How do I set up a limited company?

Companies House is the organisation responsible for all limited company registration in the UK. Their website provides detailed information and guidance on setting up and operating a limited company.

You can set up and register a limited company by yourself. The whole process can be done online through the Companies House website, or by completing Form IN01 manually. Alternatively, you can use a third party, like your accountant, to process the application on your behalf.

The following documents must be completed and returned to Companies House in order to complete the registration process:

  • Memorandum of Association — confirms the intention of initial subscribers to form a limited company in the first place, with the following wording: “Each subscriber to this memorandum of association wishes to form a company under the Companies Act 2006 and agrees to become a member of the company and to take at least one share.” This is followed by a list of all subscribers. If you are registering online there is a checkbox to confirm that each subscriber has authenticated the memorandum of association. You do not have to submit a physical document.

  • Form 10 — director’s names, addresses and registered limited company address. To form a company, you must have at least one director. You can choose to appoint a company secretary, but it is no longer a requirement. You will also need to decide how you will apportion the shareholdings in your new company and if there will be different classes of shares.

  • Form 12 — states the limited company complies with terms and conditions of the Companies Act

  • Articles of Association — govern all aspects of how the company will be run, including directors’ powers, decision making by shareholders, voting rights, and how dividends are distributed. ‘Model articles’ are available which are perfectly adequate for the majority of businesses.

You must have a registered address where official mail can be sent. If you’re setting up a company in England or Wales, then the registered address must be within one of these countries. The same applies for Welsh, Scottish or Northern Ireland-based companies — the registered office address must be in the corresponding territory.

When registering your company, you will also have to select the relevant Standard Industry Classification (SIC) Code is a unique code to identify what a business does. You can check for the relevant code(s) on the Companies House website.

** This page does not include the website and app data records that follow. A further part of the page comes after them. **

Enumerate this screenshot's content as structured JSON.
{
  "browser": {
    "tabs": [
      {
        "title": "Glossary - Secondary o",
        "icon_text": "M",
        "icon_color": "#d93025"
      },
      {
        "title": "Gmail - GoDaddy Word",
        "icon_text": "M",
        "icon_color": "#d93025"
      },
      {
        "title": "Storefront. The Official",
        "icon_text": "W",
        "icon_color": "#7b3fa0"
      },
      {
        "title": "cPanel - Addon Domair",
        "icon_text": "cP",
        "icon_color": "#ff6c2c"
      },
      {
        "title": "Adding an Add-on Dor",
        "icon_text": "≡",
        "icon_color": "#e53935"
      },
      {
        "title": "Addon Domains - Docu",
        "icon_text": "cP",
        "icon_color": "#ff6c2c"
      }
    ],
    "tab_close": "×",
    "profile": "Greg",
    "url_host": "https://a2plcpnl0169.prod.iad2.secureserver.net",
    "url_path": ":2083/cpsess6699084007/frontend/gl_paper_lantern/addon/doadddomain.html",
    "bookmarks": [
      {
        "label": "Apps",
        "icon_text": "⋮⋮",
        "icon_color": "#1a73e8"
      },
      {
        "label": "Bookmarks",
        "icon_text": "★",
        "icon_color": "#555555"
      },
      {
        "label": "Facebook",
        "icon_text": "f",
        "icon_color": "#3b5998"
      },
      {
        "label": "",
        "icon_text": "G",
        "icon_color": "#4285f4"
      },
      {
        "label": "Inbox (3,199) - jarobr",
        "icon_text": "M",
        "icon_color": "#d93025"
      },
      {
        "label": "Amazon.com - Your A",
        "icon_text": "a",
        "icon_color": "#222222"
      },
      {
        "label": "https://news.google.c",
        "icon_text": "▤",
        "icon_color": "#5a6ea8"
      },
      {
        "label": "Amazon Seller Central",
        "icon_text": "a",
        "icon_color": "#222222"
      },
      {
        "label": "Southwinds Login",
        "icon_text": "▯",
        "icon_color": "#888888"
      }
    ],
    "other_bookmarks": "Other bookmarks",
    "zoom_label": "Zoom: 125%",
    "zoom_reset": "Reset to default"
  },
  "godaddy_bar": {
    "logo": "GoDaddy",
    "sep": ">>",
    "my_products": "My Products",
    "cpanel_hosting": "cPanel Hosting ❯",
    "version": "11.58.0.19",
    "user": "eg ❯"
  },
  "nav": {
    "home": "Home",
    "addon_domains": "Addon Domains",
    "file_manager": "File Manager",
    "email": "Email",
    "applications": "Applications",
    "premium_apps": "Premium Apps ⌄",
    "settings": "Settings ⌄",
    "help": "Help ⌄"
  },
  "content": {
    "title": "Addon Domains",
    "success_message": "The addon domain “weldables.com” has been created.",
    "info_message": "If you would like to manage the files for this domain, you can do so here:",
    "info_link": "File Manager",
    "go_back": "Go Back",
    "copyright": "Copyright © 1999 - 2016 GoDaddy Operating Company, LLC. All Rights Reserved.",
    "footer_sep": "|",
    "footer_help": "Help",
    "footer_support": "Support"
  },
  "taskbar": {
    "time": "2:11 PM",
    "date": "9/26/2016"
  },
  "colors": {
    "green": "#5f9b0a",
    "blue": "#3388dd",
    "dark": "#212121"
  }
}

All companies must now keep a PSC Register recording all ‘People of Significant Control’ (people who own 25% or more of the shares in a limited company, or have 25% or more of the voting rights). If this information changes it can be updated via the Confirmation Statement which all companies are required to submit to Companies House each year, to keep the registrar up-to-date.